Speaking on RTÉ Radio One on Friday, Mr McCann said “nobody was more surprised than me to be asked. The decision was made by the board. To be honest it is the wrong decision. I shouldn’t chair that meeting, the optics would be all wrong.

“I will not chair the meeting. I haven’t had the opportunity but will notify them today. I don’t believe it’s the correct solution,” he said.

Mr McCann is one of four senior volunteers under investigation over the organisation’s handling of a rape allegation, and stepped aside in April pending the findings of an ongoing barrister-led inquiry.

He said he welcomed the external investigation to see what went wrong. “I need to find out if there was any wrongdoing. I’m happy to stand aside and await the outcome,” he said.

Mr McCann said it was unfortunate the 50,000 members and volunteers of Scouting Ireland had to “experience this whole situation”.

Yesterday Ms Zappone said she had been “very concerned” to learn of the recent developments. She received correspondence on Thursday from the organisation’s interim board chair. Annette Byrne, which she said caused her “great concern”.

“The interim chair has indicated that she can no longer stand behind assurances previously given to me with regard to the delivery of future change, essential to ensure robust governance of the organisation,” Ms Zappone said.

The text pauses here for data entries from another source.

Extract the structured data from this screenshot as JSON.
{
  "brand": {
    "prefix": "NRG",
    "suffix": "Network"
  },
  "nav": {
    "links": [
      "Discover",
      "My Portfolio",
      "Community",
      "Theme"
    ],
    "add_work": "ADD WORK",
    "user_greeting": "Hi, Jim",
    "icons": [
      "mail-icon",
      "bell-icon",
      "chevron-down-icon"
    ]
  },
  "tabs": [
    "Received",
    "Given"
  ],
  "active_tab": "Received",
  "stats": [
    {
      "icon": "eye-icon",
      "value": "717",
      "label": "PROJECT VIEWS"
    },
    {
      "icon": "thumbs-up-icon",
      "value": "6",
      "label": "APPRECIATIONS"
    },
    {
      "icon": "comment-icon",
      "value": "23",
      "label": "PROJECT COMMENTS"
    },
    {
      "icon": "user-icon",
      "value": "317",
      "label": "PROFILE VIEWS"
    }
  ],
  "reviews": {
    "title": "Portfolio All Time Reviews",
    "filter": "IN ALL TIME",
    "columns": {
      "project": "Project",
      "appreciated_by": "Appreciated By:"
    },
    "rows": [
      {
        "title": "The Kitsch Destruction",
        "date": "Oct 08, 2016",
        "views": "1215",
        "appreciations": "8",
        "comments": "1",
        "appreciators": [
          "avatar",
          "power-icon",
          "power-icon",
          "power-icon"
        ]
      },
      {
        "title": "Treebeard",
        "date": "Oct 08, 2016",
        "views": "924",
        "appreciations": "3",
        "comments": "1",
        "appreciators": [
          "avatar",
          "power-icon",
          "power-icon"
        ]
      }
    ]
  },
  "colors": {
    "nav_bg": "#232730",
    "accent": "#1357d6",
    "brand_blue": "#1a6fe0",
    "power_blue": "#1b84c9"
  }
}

A separate vote at the board meeting last Saturday to reinstate the other three volunteers under investigation – David Shalloo, Thérèse Bermingham and Ollie Kehoe – was tied, before Ms Byrne broke the deadlock to vote against the proposal.

The four volunteers were criticised in a report by safeguarding expert Ian Elliott, which found the handling of an allegation in 2016 from a woman who claimed she was raped on a 2009 camping trip when she was 18 was “deeply flawed”.

The Elliott report said Mr McCann’s decision to hold a meeting with the male volunteer accused of rape while the man was suspended from Scouting Ireland over the claim, “demonstrated a blatant disregard” for safeguarding policy.

Defending his actions on Friday, Mr McCann said “I don’t believe that what I did was wrong or inappropriate, I did my duty as chief scout.”

Mr McCann did concede that the issue was “mishandled” and said “people do make mistakes.”

“There is no guide book, that’s what we need now, so in future people will know what to do. Good governance means following due process,” he said.

Scouting Ireland had suffered reputational damage over the controversy, Mr McCann said, adding that “all of this started with a leak to the media”- a reference to reports in The Irish Times back in February detailing the findings of Mr Elliott’s confidential report.

Funding worth €900,000 a year was suspended in April over the controversy, but in June the Minister released an interim €220,000 following reform commitments.

Ms Zappone was due to make a decision on fully restoring funding on foot of a progress report this month - before the reappointment of Mr McCann came to light.

Last night the board held a meeting for several hours to discuss the recent controversy.

The organisation’s members will vote to ratify an overhaul of their governance structures at the egm on October 6th and are due to elect an entirely new board of directors.